Component data from apps and pages
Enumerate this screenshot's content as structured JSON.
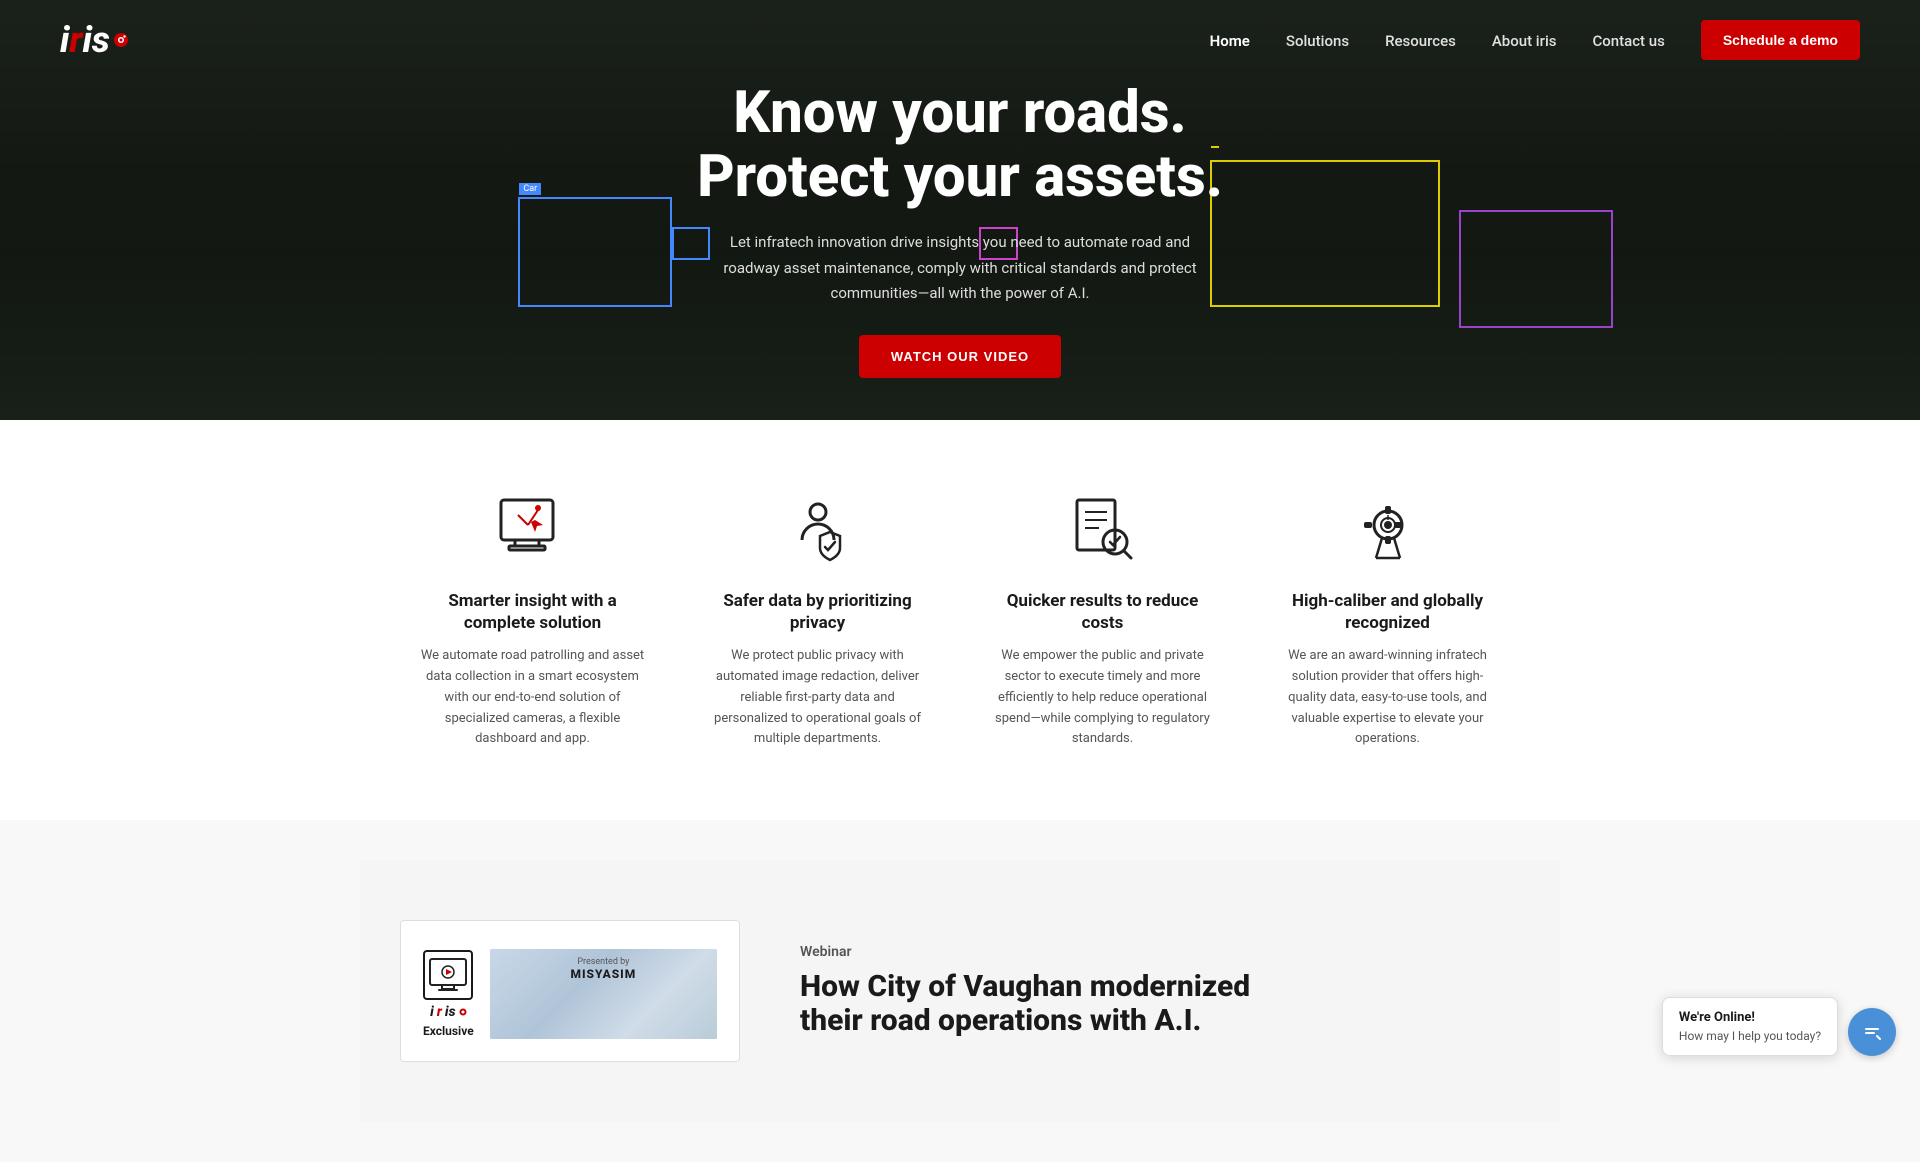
{
  "brand": {
    "name": "iris",
    "logo_text": "iris"
  },
  "navbar": {
    "links": [
      {
        "id": "home",
        "label": "Home",
        "active": true
      },
      {
        "id": "solutions",
        "label": "Solutions",
        "active": false
      },
      {
        "id": "resources",
        "label": "Resources",
        "active": false
      },
      {
        "id": "about",
        "label": "About iris",
        "active": false
      },
      {
        "id": "contact",
        "label": "Contact us",
        "active": false
      }
    ],
    "cta_label": "Schedule a demo"
  },
  "hero": {
    "title_line1": "Know your roads.",
    "title_line2": "Protect your assets.",
    "subtitle": "Let infratech innovation drive insights you need to automate road and roadway asset maintenance, comply with critical standards and protect communities—all with the power of A.I.",
    "cta_label": "WATCH OUR VIDEO"
  },
  "features": {
    "items": [
      {
        "id": "smarter-insight",
        "title": "Smarter insight with a complete solution",
        "desc": "We automate road patrolling and asset data collection in a smart ecosystem with our end-to-end solution of specialized cameras, a flexible dashboard and app."
      },
      {
        "id": "safer-data",
        "title": "Safer data by prioritizing privacy",
        "desc": "We protect public privacy with automated image redaction, deliver reliable first-party data and personalized to operational goals of multiple departments."
      },
      {
        "id": "quicker-results",
        "title": "Quicker results to reduce costs",
        "desc": "We empower the public and private sector to execute timely and more efficiently to help reduce operational spend—while complying to regulatory standards."
      },
      {
        "id": "high-caliber",
        "title": "High-caliber and globally recognized",
        "desc": "We are an award-winning infratech solution provider that offers high-quality data, easy-to-use tools, and valuable expertise to elevate your operations."
      }
    ]
  },
  "webinar": {
    "label": "Webinar",
    "title_line1": "How City of Vaughan modernized",
    "title_line2": "their road operations with A.I."
  },
  "chat": {
    "online_title": "We're Online!",
    "online_sub": "How may I help you today?"
  }
}
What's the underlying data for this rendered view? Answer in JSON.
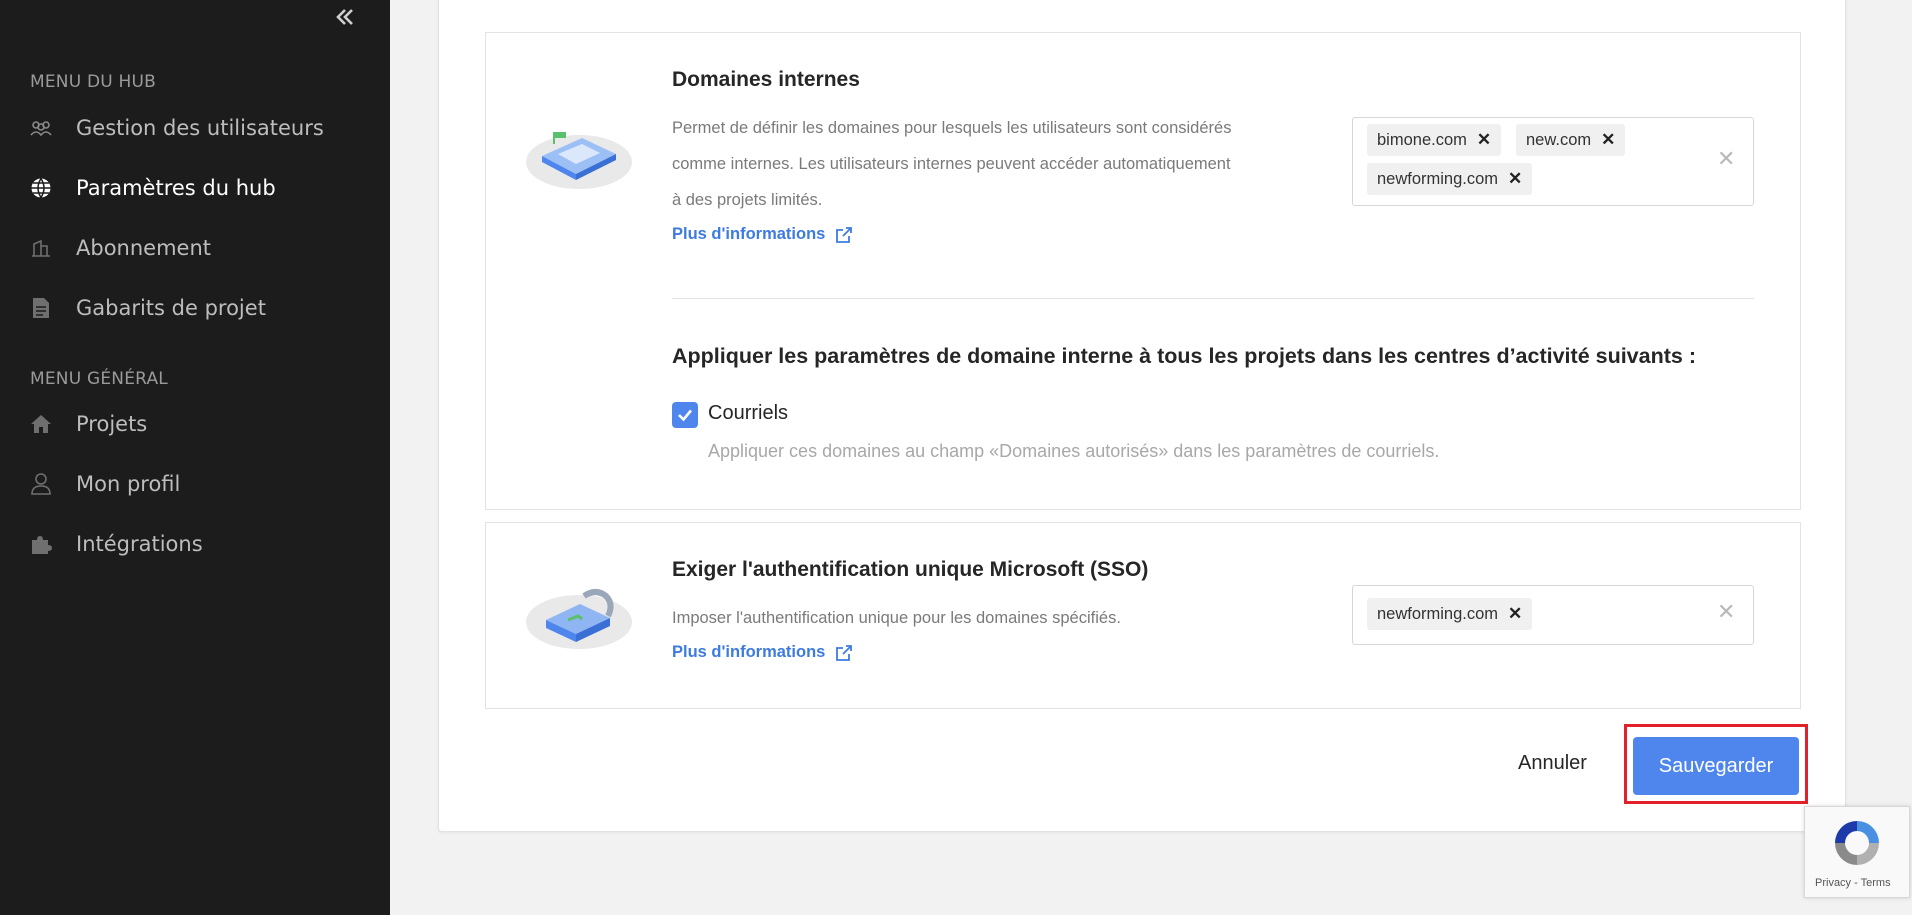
{
  "sidebar": {
    "collapse_icon": "double-chevron-left-icon",
    "hub_menu_label": "MENU DU HUB",
    "hub_items": [
      {
        "label": "Gestion des utilisateurs",
        "icon": "users-icon"
      },
      {
        "label": "Paramètres du hub",
        "icon": "globe-icon",
        "active": true
      },
      {
        "label": "Abonnement",
        "icon": "building-icon"
      },
      {
        "label": "Gabarits de projet",
        "icon": "document-icon"
      }
    ],
    "general_menu_label": "MENU GÉNÉRAL",
    "general_items": [
      {
        "label": "Projets",
        "icon": "home-icon"
      },
      {
        "label": "Mon profil",
        "icon": "user-icon"
      },
      {
        "label": "Intégrations",
        "icon": "puzzle-icon"
      }
    ]
  },
  "internal_domains": {
    "title": "Domaines internes",
    "description_lines": [
      "Permet de définir les domaines pour lesquels les utilisateurs sont considérés",
      "comme internes. Les utilisateurs internes peuvent accéder automatiquement",
      "à des projets limités."
    ],
    "more_info": "Plus d'informations",
    "tags": [
      "bimone.com",
      "new.com",
      "newforming.com"
    ],
    "tag_remove": "✕",
    "clear": "✕"
  },
  "apply_settings": {
    "title": "Appliquer les paramètres de domaine interne à tous les projets dans les centres d’activité suivants :",
    "checkbox_label": "Courriels",
    "checkbox_checked": true,
    "help": "Appliquer ces domaines au champ «Domaines autorisés» dans les paramètres de courriels."
  },
  "sso": {
    "title": "Exiger l'authentification unique Microsoft (SSO)",
    "description": "Imposer l'authentification unique pour les domaines spécifiés.",
    "more_info": "Plus d'informations",
    "tags": [
      "newforming.com"
    ],
    "tag_remove": "✕",
    "clear": "✕"
  },
  "actions": {
    "cancel": "Annuler",
    "save": "Sauvegarder"
  },
  "recaptcha": {
    "terms": "Privacy - Terms"
  },
  "colors": {
    "sidebar_bg": "#1c1c1c",
    "accent": "#4f86ee",
    "link": "#3d7be0",
    "highlight": "#e0202a"
  }
}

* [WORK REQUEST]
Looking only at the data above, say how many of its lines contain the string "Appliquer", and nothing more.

* [EXERCISE SOLUTION]
2